So far, despite repeated media demands, the Syrian government has been unable to produce a shred of evidence that any such "armed terrorist group" exists or is responsible for the crimes committed.
Assad's use of murder, torture and abuse against unarmed, courageous Syrians is perilously close to remaining just another occasional media story since it is so pervasive, consistent and, well, "expected" from a regime that has defied every call from the international community to cease and desist. Moreover, unlike his more hapless Libyan counterpart who permitted global media access to Libya, Assad has sealed Syria off.
To his undeserving credit, Assad's ploy has limited media coverage of the popular revolt against his regime. Regrettably, most media outlets are still giving short shrift to the stories of human rights abuses inside Syria because they are unable to report from inside the prison-state.
Given the unyielding escalation of terror emanating from Syria in recent days, the fortitude and courage of the Syrian people warrants greater international coverage and a full-fledged effort to bring Assad and his cohorts to justice.
One way to help persecuted Syrians is for the United States government to play a more proactive role with Syrian opposition leaders. This would publicize and highlight these abuses, and galvanize greater international support to bring an indictment against Assad and his family before the International Criminal Court. Indeed, like Gaddafi, Assad has now earned a one-way ticket to The Hague.
However belatedly (and I have been quite vocal about her tardiness), Secretary of State Clinton has finally embraced a more aggressive stance against Syria in recent days, and is putting her considerable diplomatic skills to work to compel the European Union to ban the sale of Syrian oil to Europe -- Assad's monetary lifeline that is greatly helping to maintain the regime's killing fields throughout Syria. This may happen at an EU meeting in Poland this weekend.
But despite the mounting evidence of international war crimes, the United Nations Security Council has so far failed to come to the Syrian peoples' rescue. Ten days ago Britain and France circulated a draft resolution against Syria aimed at imposing a weapons embargo on Syria. Russia is holding the UN hostage, dragging its feet along with China to filibuster any concerted action against Syria in spite of the overwhelming evidence of human rights violations. Both are determined to prevent any concerted international action against Assad. For both countries it takes one to know one, after all.

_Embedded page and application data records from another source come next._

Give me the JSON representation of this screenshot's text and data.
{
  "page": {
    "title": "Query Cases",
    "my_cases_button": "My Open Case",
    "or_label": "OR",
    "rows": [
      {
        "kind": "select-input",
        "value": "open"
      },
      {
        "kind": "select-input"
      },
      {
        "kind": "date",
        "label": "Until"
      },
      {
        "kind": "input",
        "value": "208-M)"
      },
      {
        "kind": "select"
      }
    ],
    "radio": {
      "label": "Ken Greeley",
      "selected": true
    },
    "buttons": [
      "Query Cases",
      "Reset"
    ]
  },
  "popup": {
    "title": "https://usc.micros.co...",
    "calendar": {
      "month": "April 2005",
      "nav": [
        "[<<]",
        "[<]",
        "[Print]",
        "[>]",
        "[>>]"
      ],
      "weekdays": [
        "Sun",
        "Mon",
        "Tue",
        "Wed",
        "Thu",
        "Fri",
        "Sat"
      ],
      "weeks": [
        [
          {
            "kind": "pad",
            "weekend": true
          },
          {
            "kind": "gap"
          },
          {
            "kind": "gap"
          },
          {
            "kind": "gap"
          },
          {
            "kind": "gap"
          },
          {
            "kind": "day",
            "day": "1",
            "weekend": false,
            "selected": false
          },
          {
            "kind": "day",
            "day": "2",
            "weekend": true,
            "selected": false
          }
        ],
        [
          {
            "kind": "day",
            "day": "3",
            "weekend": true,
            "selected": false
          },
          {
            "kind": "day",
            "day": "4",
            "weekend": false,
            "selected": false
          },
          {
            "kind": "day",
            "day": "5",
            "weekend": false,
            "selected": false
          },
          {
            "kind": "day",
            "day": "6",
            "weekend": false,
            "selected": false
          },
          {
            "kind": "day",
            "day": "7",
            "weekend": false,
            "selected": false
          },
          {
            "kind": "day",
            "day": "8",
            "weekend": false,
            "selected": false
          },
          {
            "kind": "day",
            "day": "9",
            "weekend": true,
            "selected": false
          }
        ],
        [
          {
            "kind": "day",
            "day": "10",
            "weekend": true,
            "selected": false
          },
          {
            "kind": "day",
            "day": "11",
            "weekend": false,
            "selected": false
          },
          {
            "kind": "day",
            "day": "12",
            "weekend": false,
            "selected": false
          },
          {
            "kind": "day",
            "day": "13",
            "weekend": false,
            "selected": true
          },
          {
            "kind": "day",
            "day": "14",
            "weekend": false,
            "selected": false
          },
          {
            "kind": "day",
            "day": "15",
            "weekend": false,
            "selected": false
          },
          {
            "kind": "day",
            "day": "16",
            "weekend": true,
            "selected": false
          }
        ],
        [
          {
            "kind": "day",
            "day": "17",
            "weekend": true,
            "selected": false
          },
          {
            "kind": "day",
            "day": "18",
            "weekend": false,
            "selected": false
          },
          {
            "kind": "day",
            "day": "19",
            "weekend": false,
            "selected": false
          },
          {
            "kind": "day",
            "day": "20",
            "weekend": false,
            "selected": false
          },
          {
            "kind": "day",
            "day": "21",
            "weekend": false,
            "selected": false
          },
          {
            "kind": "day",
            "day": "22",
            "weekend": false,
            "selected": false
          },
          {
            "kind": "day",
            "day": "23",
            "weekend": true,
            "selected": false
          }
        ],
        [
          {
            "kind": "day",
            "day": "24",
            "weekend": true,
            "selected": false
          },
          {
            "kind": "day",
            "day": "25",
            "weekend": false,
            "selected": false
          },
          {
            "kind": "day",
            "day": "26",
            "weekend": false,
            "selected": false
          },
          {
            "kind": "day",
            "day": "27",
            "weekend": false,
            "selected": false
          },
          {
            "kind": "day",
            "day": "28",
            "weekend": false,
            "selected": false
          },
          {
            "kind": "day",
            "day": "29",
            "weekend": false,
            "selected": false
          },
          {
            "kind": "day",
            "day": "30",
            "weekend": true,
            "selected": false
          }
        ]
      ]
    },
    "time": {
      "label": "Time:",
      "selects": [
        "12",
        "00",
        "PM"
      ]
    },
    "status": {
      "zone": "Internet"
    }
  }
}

American and international supporters of a free Syria need to do much more to encourage media outlets to report more regularly on developments inside Syria. Leaders of the Syrian opposition, meeting shortly in Istanbul, also deserve to have far more media focused on their efforts, to solicit regularly from them the smuggled reports they themselves can transmit to a greater international audience from secret sources inside Syria.
With the U.S. government and the EU more determined to turn the screws on Assad, the Syrian people deserve to know that their cries are being heard and that the world is watching and witnessing another sad chapter of a dynasty that has more blood on its hands now than virtually any other throughout the Arab world. Assad, after all, is truly a State Sponsor of Terror in every meaning of that phrase.